The most complex form that popular music ever achieved was something called Progressive Rock or 'Prog Rock,' a style that owes as much to Classical music and Free Jazz as it does to the Blues, and which reached its peak of popularity in the 1970s, when bands like Yes, Pink Floyd and Genesis were filling stadiums and topping the album charts.
In the reaction against this musical style, spearheaded by Punk, 'Prog' became a negative term, symbolizing pompous, over–elaborate and over–ambitious music. But, more recently, Prog has started to achieve respectability again, with bands like Porcupine Tree, who tour Japan later this month to promote their new DVD release Arriving somewhere… that is now winning critical acclaim and attracting a growing audience.
I spoke to Steven Wilson, the band’s founder, main songwriter, singer, and multi–instrumentalist by phone from his home in England, where he was recovering after an exhausting US and European tour, to find out if he was happy with the 'Prog' label.
"It really depends on the definition of the person who's asking that question," he replied. "Five years ago when you used the word Prog Rock, it tended to be a fairly derogatory term in that it meant something old–fashioned, something that was taking its lead from the kind of music that was popular thirty years ago. Nowadays, that is no longer the case. I think with the bands that have come up in the last few years, bands like Radiohead, Tool, the Mars Volta, the Flaming Lips, Opeth and Porcupine Tree. Those bands have taken progressive rock into a new area."
Like the other bands he cites, all of which include influences from the original wave of Progressive Rock, Porcupine Tree’s music is hard to dismiss as backward–looking. This is largely because, despite referencing older bands, Porcupine Tree's music changes with every album and remains hard to define in a way that older Prog wasn’t.
For example, the band's first studio album, On the Sunday of Life (1991), was whimsical, Pink–Floyd inspired psychedelic rock, while later albums were "more space rock," according to Wilson. The last two albums, In Absentia (2002) and last year’s Deadwing, have confounded easy expectations once again by veering towards a heavier rock sound, which the band skillfully alternate with their more plaintive and delicate sound on songs like Open Car.
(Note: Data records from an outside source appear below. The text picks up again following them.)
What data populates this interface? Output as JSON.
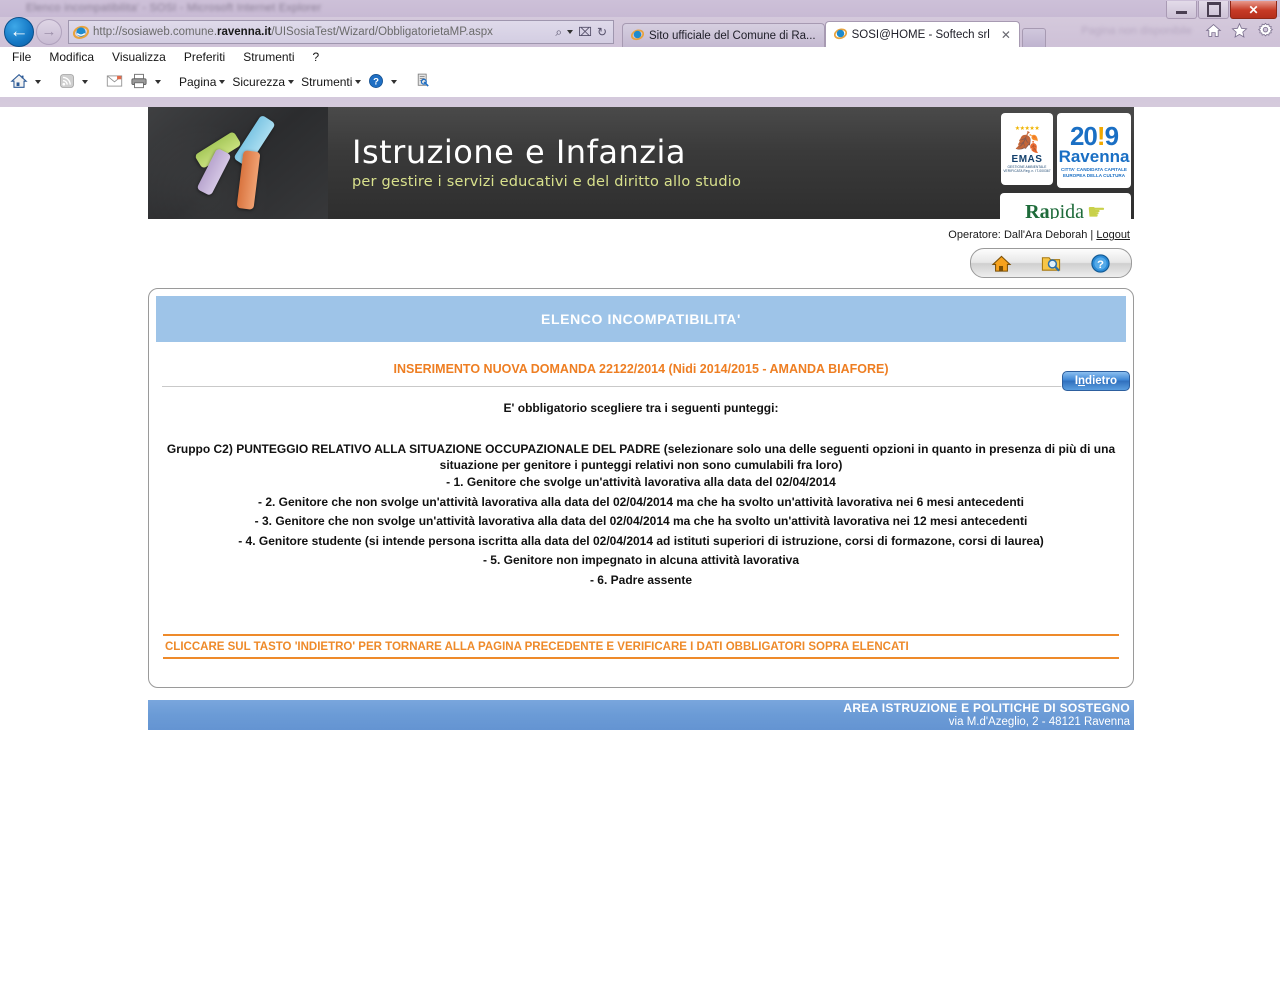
{
  "window": {
    "title": "Elenco incompatibilita' - SOSI - Microsoft Internet Explorer",
    "minimize_label": "Riduci a icona",
    "maximize_label": "Ripristina",
    "close_label": "Chiudi"
  },
  "browser": {
    "back_glyph": "←",
    "forward_glyph": "→",
    "url_protocol": "http://sosiaweb.comune.",
    "url_domain": "ravenna.it",
    "url_path": "/UISosiaTest/Wizard/ObbligatorietaMP.aspx",
    "url_full": "http://sosiaweb.comune.ravenna.it/UISosiaTest/Wizard/ObbligatorietaMP.aspx",
    "search_icon": "⌕",
    "compat_icon": "⌧",
    "refresh_icon": "↻",
    "tabs": [
      {
        "label": "Sito ufficiale del Comune di Ra...",
        "active": false,
        "close": ""
      },
      {
        "label": "SOSI@HOME - Softech srl",
        "active": true,
        "close": "✕"
      }
    ],
    "chrome_right_blur": "Pagina non disponibile",
    "home_icon_name": "home-icon",
    "star_icon_name": "favorites-star-icon",
    "gear_icon_name": "tools-gear-icon",
    "menu": [
      "File",
      "Modifica",
      "Visualizza",
      "Preferiti",
      "Strumenti",
      "?"
    ],
    "command_bar": {
      "home": "home-icon",
      "feeds": "rss-feed-icon",
      "mail": "mail-icon",
      "print": "printer-icon",
      "page_label": "Pagina",
      "security_label": "Sicurezza",
      "tools_label": "Strumenti",
      "help": "help-icon",
      "compat": "compatibility-view-icon"
    }
  },
  "banner": {
    "title": "Istruzione e Infanzia",
    "subtitle": "per gestire i servizi educativi e del diritto allo studio",
    "logos": {
      "emas_stars": "★★★★★",
      "emas_word": "EMAS",
      "emas_caption": "GESTIONE AMBIENTALE VERIFICATA\nReg. n. IT-000367",
      "year_main": "20",
      "year_dot": "!",
      "year_end": "9",
      "city": "Ravenna",
      "city_caption": "CITTA' CANDIDATA\nCAPITALE EUROPEA\nDELLA CULTURA",
      "rapida_bold": "Ra",
      "rapida_rest": "pida",
      "rapida_hand": "☛"
    }
  },
  "session": {
    "operator_label": "Operatore:",
    "operator_name": "Dall'Ara Deborah",
    "separator": "|",
    "logout_label": "Logout"
  },
  "toolbar": {
    "home_title": "Home",
    "search_title": "Ricerca",
    "help_title": "Guida"
  },
  "panel": {
    "header_title": "ELENCO INCOMPATIBILITA'",
    "subtitle": "INSERIMENTO NUOVA DOMANDA 22122/2014 (Nidi 2014/2015 - AMANDA BIAFORE)",
    "back_button_pre": "I",
    "back_button_accesskey": "n",
    "back_button_post": "dietro",
    "back_button_label": "Indietro",
    "mandatory_line": "E' obbligatorio scegliere tra i seguenti punteggi:",
    "group_title": "Gruppo C2) PUNTEGGIO RELATIVO ALLA SITUAZIONE OCCUPAZIONALE DEL PADRE (selezionare solo una delle seguenti opzioni in quanto in presenza di più di una situazione per genitore i punteggi relativi non sono cumulabili fra loro)",
    "options": [
      "- 1. Genitore che svolge un'attività lavorativa alla data del 02/04/2014",
      "- 2. Genitore che non svolge un'attività lavorativa alla data del 02/04/2014 ma che ha svolto un'attività lavorativa nei 6 mesi antecedenti",
      "- 3. Genitore che non svolge un'attività lavorativa alla data del 02/04/2014 ma che ha svolto un'attività lavorativa nei 12 mesi antecedenti",
      "- 4. Genitore studente (si intende persona iscritta alla data del 02/04/2014 ad istituti superiori di istruzione, corsi di formazone, corsi di laurea)",
      "- 5. Genitore non impegnato in alcuna attività lavorativa",
      "- 6. Padre assente"
    ],
    "warning": "CLICCARE SUL TASTO 'INDIETRO' PER TORNARE ALLA PAGINA PRECEDENTE E VERIFICARE I DATI OBBLIGATORI SOPRA ELENCATI"
  },
  "footer": {
    "line1": "AREA ISTRUZIONE E POLITICHE DI SOSTEGNO",
    "line2": "via M.d'Azeglio, 2 - 48121 Ravenna"
  },
  "colors": {
    "panel_header_blue": "#9ec4e8",
    "accent_orange": "#ee7e22",
    "warning_orange": "#ee8a2a",
    "footer_blue": "#6b9bd6",
    "banner_dark": "#3a3a3a"
  }
}
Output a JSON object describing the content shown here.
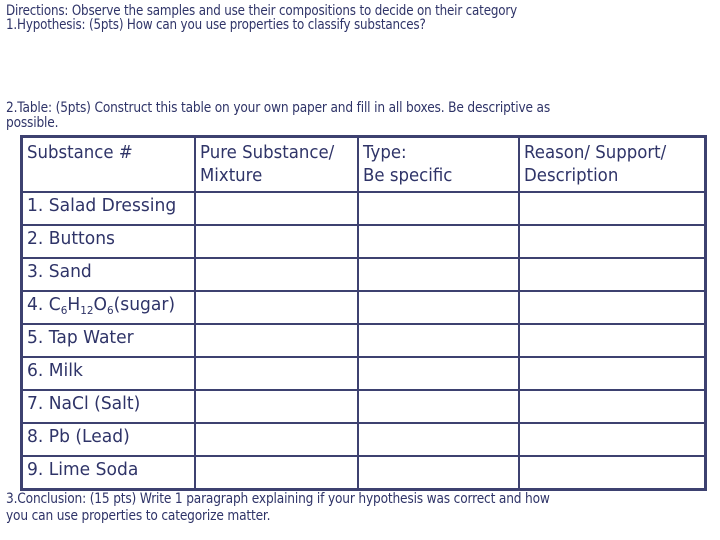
{
  "directions": "Directions: Observe the samples and use their compositions to decide on their category",
  "hypothesis": "1.Hypothesis: (5pts) How can you use properties to classify substances?",
  "table_instructions": {
    "line1": "2.Table: (5pts) Construct this table on your own paper and fill in all boxes. Be descriptive as",
    "line2": "possible."
  },
  "table": {
    "headers": [
      {
        "line1": "Substance #",
        "line2": ""
      },
      {
        "line1": "Pure Substance/",
        "line2": "Mixture"
      },
      {
        "line1": "Type:",
        "line2": "Be specific"
      },
      {
        "line1": "Reason/ Support/",
        "line2": "Description"
      }
    ],
    "rows": [
      "1. Salad Dressing",
      "2. Buttons",
      "3. Sand",
      {
        "prefix": "4. C",
        "sub1": "6",
        "h": "H",
        "sub2": "12",
        "o": "O",
        "sub3": "6",
        "suffix": "(sugar)"
      },
      "5. Tap Water",
      "6. Milk",
      "7. NaCl (Salt)",
      "8. Pb (Lead)",
      "9. Lime Soda"
    ]
  },
  "conclusion": {
    "line1": "3.Conclusion: (15 pts) Write 1 paragraph explaining if your hypothesis was correct and how",
    "line2": "you can use properties to categorize matter."
  }
}
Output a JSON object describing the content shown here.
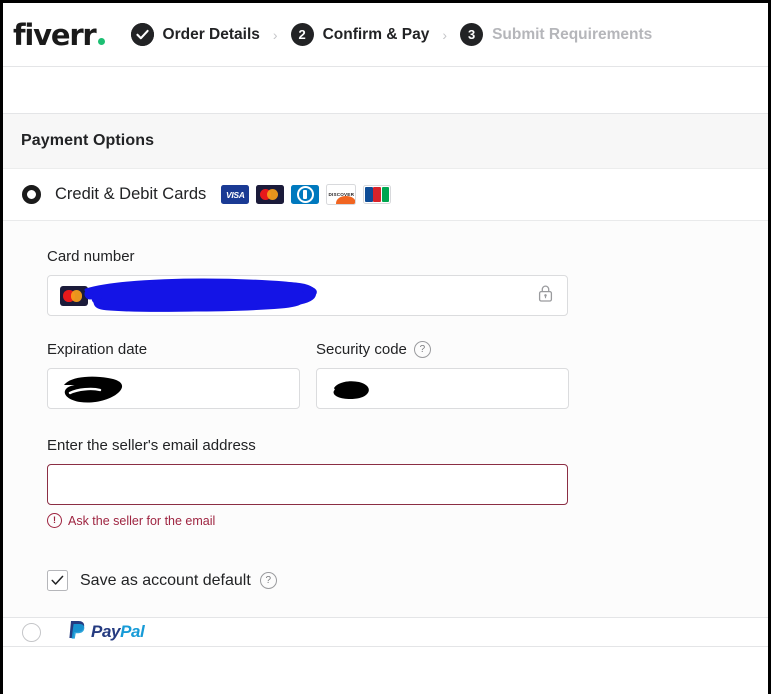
{
  "brand": {
    "logo_text": "fiverr",
    "accent_green": "#1dbf73"
  },
  "stepper": {
    "steps": [
      {
        "badge": "check",
        "label": "Order Details",
        "state": "completed"
      },
      {
        "badge": "2",
        "label": "Confirm & Pay",
        "state": "active"
      },
      {
        "badge": "3",
        "label": "Submit Requirements",
        "state": "inactive"
      }
    ],
    "separator": "›"
  },
  "panel": {
    "title": "Payment Options"
  },
  "credit_option": {
    "label": "Credit & Debit Cards",
    "selected": true,
    "brands": [
      {
        "name": "visa",
        "text": "VISA"
      },
      {
        "name": "mastercard",
        "text": ""
      },
      {
        "name": "diners-club",
        "text": ""
      },
      {
        "name": "discover",
        "text": "DISCOVER"
      },
      {
        "name": "jcb",
        "text": "JCB"
      }
    ]
  },
  "form": {
    "card_number": {
      "label": "Card number",
      "value": "",
      "placeholder": "",
      "redacted": true,
      "detected_brand": "mastercard",
      "lock_icon": "lock-icon"
    },
    "expiration": {
      "label": "Expiration date",
      "value": "",
      "placeholder": "",
      "redacted": true
    },
    "security_code": {
      "label": "Security code",
      "value": "",
      "placeholder": "",
      "redacted": true,
      "help_icon": "?"
    },
    "seller_email": {
      "label": "Enter the seller's email address",
      "value": "",
      "placeholder": "",
      "error": true,
      "error_text": "Ask the seller for the email",
      "error_color": "#9e2440"
    },
    "save_default": {
      "label": "Save as account default",
      "checked": true,
      "help_icon": "?"
    }
  },
  "paypal_option": {
    "label_part1": "Pay",
    "label_part2": "Pal",
    "selected": false
  },
  "colors": {
    "text": "#222325",
    "muted": "#b5b6ba",
    "border": "#dbdcde",
    "panel_header_bg": "#f7f7f7",
    "form_bg": "#fcfcfc",
    "redaction_black": "#000000",
    "redaction_blue": "#1414e6"
  }
}
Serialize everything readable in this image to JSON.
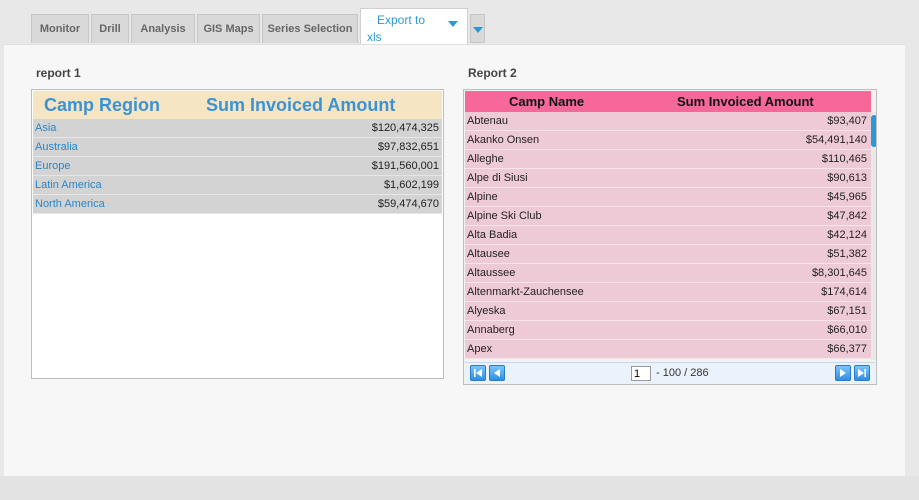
{
  "tabs": [
    {
      "label": "Monitor"
    },
    {
      "label": "Drill"
    },
    {
      "label": "Analysis"
    },
    {
      "label": "GIS Maps"
    },
    {
      "label": "Series Selection"
    }
  ],
  "export": {
    "line1": "Export to",
    "line2": "xls"
  },
  "report1": {
    "title": "report 1",
    "headers": [
      "Camp Region",
      "Sum Invoiced Amount"
    ],
    "rows": [
      {
        "region": "Asia",
        "amount": "$120,474,325"
      },
      {
        "region": "Australia",
        "amount": "$97,832,651"
      },
      {
        "region": "Europe",
        "amount": "$191,560,001"
      },
      {
        "region": "Latin America",
        "amount": "$1,602,199"
      },
      {
        "region": "North America",
        "amount": "$59,474,670"
      }
    ]
  },
  "report2": {
    "title": "Report 2",
    "headers": [
      "Camp Name",
      "Sum Invoiced Amount"
    ],
    "rows": [
      {
        "name": "Abtenau",
        "amount": "$93,407"
      },
      {
        "name": "Akanko Onsen",
        "amount": "$54,491,140"
      },
      {
        "name": "Alleghe",
        "amount": "$110,465"
      },
      {
        "name": "Alpe di Siusi",
        "amount": "$90,613"
      },
      {
        "name": "Alpine",
        "amount": "$45,965"
      },
      {
        "name": "Alpine Ski Club",
        "amount": "$47,842"
      },
      {
        "name": "Alta Badia",
        "amount": "$42,124"
      },
      {
        "name": "Altausee",
        "amount": "$51,382"
      },
      {
        "name": "Altaussee",
        "amount": "$8,301,645"
      },
      {
        "name": "Altenmarkt-Zauchensee",
        "amount": "$174,614"
      },
      {
        "name": "Alyeska",
        "amount": "$67,151"
      },
      {
        "name": "Annaberg",
        "amount": "$66,010"
      },
      {
        "name": "Apex",
        "amount": "$66,377"
      }
    ],
    "pager": {
      "page": "1",
      "range": "- 100 / 286"
    }
  },
  "colors": {
    "accent": "#2a9ad6",
    "report1_header": "#f6e5c3",
    "report2_header": "#f7679a",
    "report2_row": "#eecad6"
  }
}
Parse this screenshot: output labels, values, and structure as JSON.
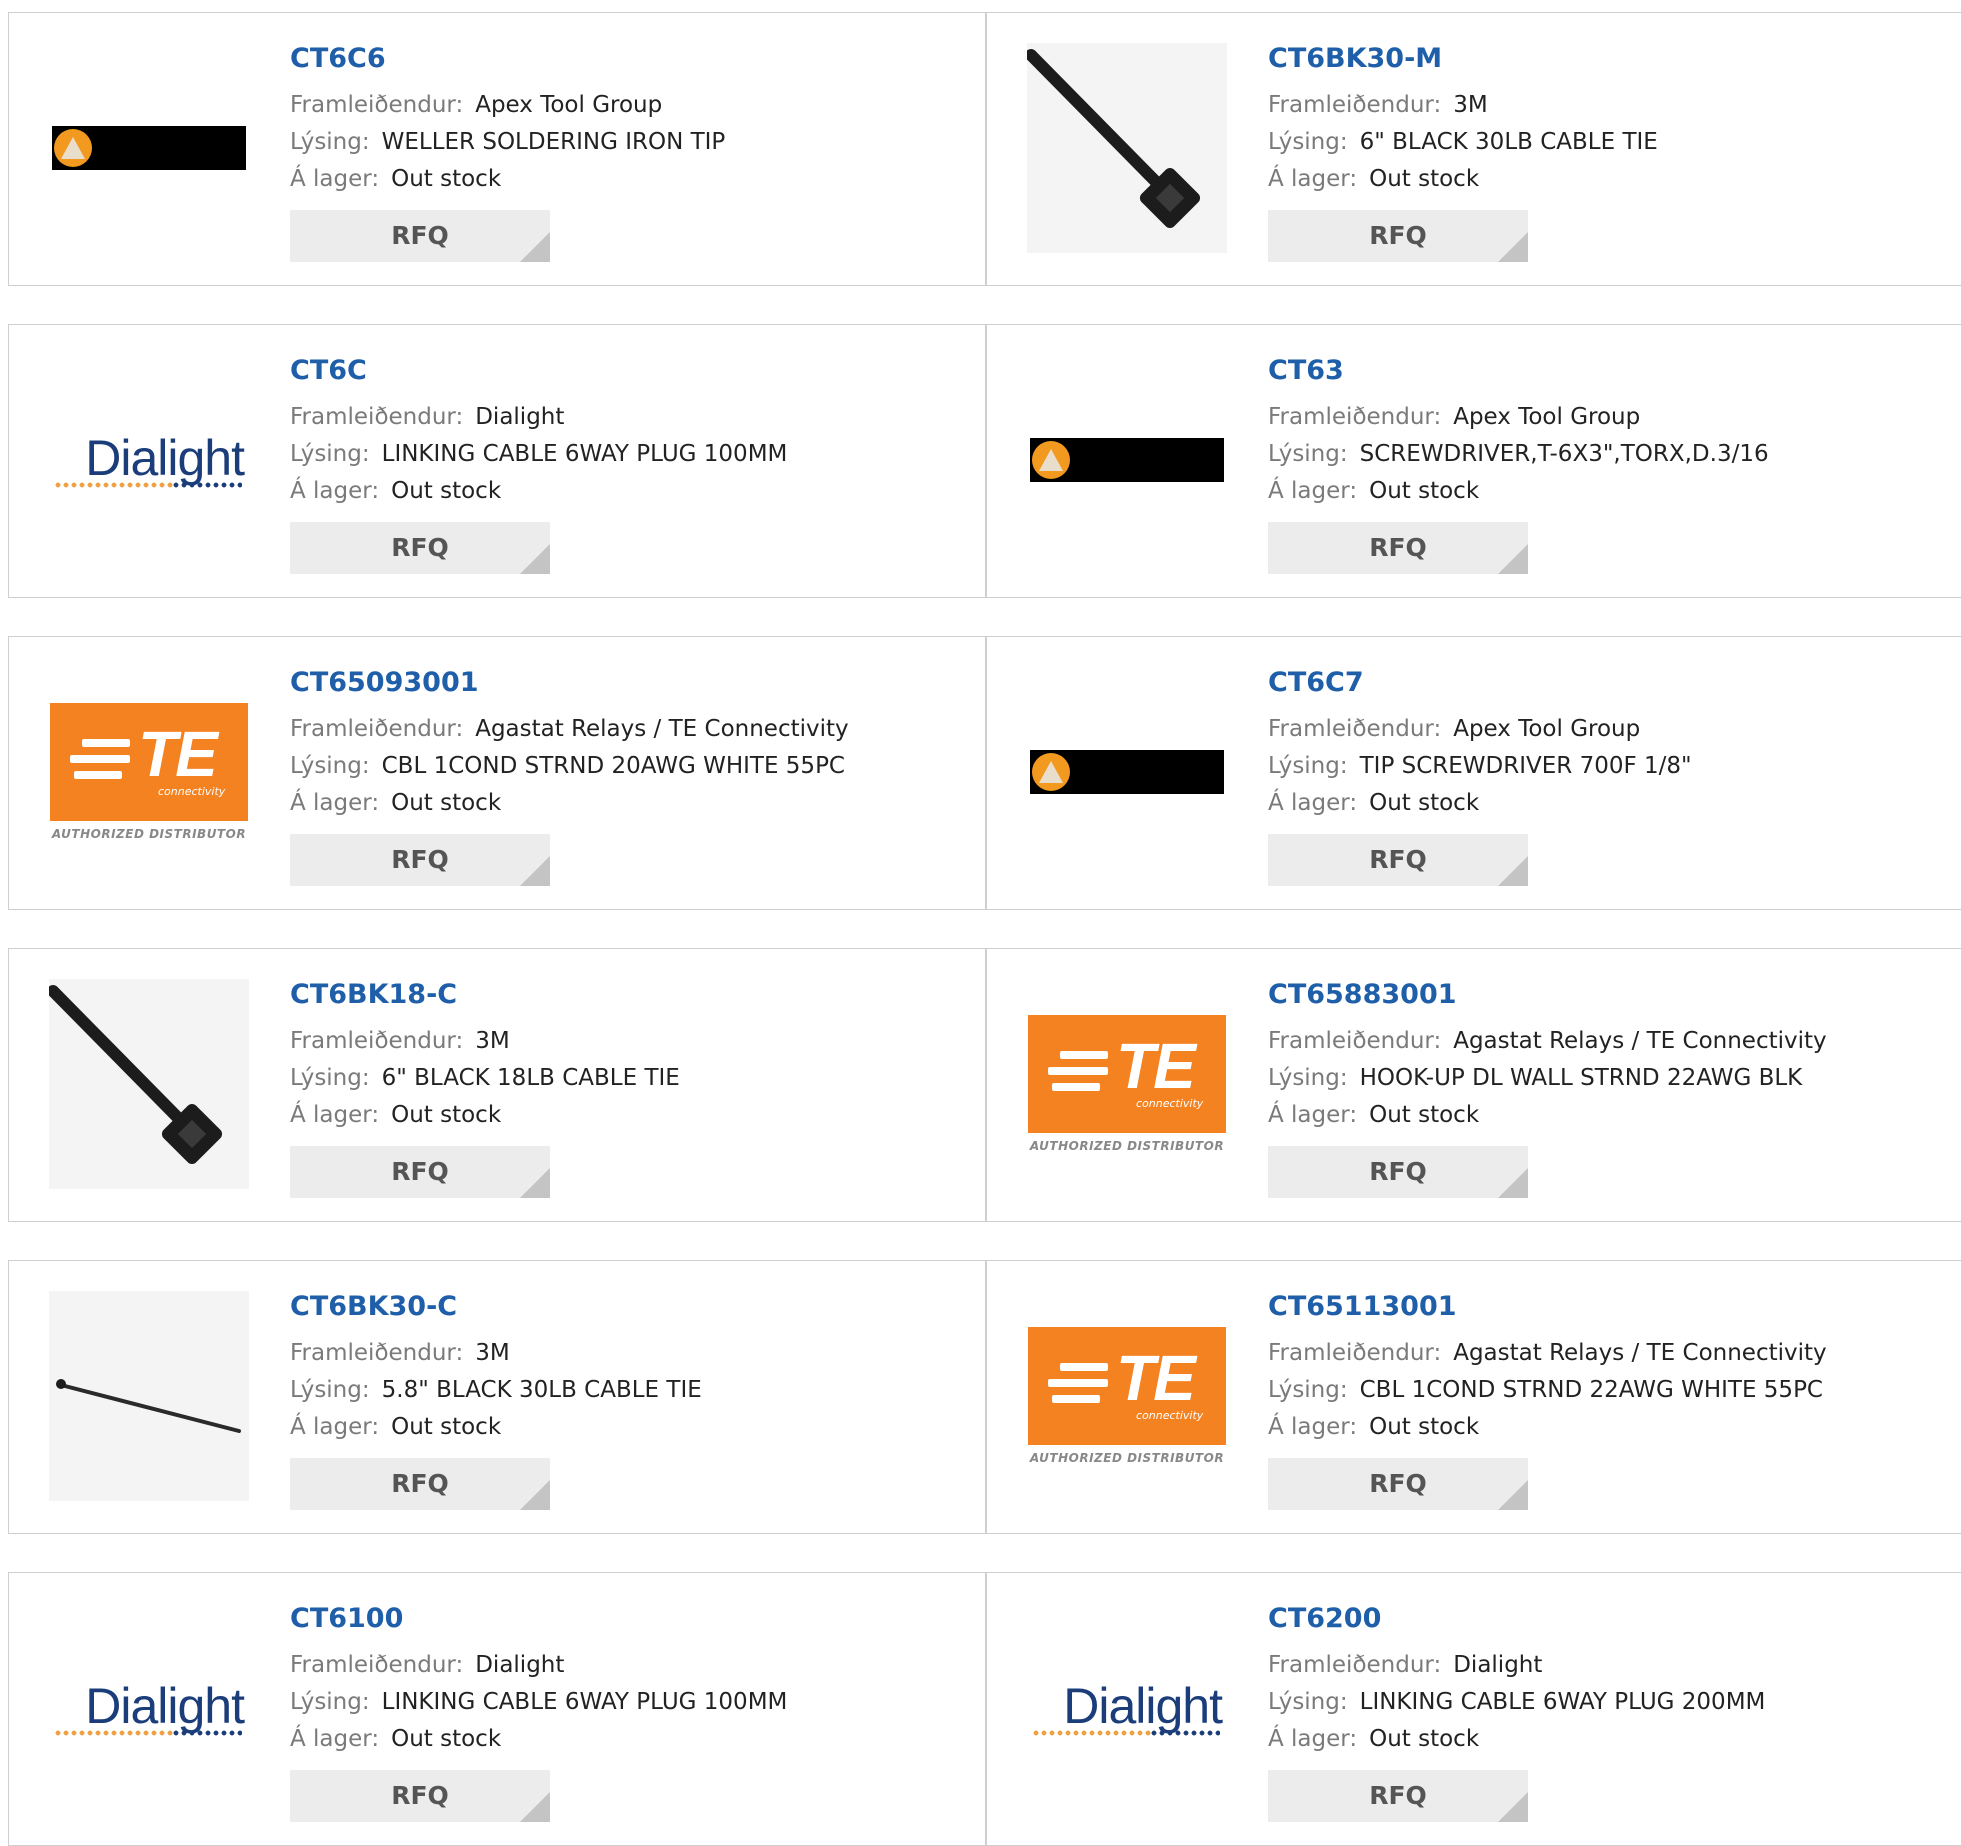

"That's really just a reflection of my own evolution as a writer and my listening tastes as well," Wilson explained. "I think everything that effects the input of the artist also effects the output of the artist. What I mean is that if your own diet in music and movies and books, and your own experiences in life, are always changing, then that should ultimately effect the music or the art that you produce."
Stressing the importance of influences may lead to charges of unoriginality, and anyone with a lengthy acquaintance with rock music is bound to notice the occasional guitar line or chord change that evokes, say, an old Pink Floyd album or Marillion song. Indeed, you may well catch a hint of the atmospheric keyboard sound reminiscent of 1980s New Romantic band Japan, as that band’s keyboardist, Richard Barbieri, is now with Porcupine Tree.
"It's almost impossible now to be completely unique," Wilson frankly admitted. "It's difficult to imagine any band that can burst onto the scene with a completely fresh indefinable sound that has no precedent in the past. Rock 'n' Roll, in the last fifty years has pretty much visited every possible permutation and combination of music."
So, in a crowded musical genre that has been thoroughly explored, how does an artiste continue to make music as potent and fresh sounding as each new Porcupine Tree album?
"If we agree that it is now impossible to do something completely original then it all really comes down to your personality," Wilson commented. "You can invest your own music and your own style with a personality that makes it somehow unique and original and which somehow transcends your influences. We can all listen to Radiohead or Bjork or Sigur Ros, and we can figure out what their influences might be, but, at the same time, these are all artists who transcend their influences. Through the strength of their personalities, they have created something that sounds uniquely theirs."
International Herald Tribune Asahi Shimbun
3rd November, 2006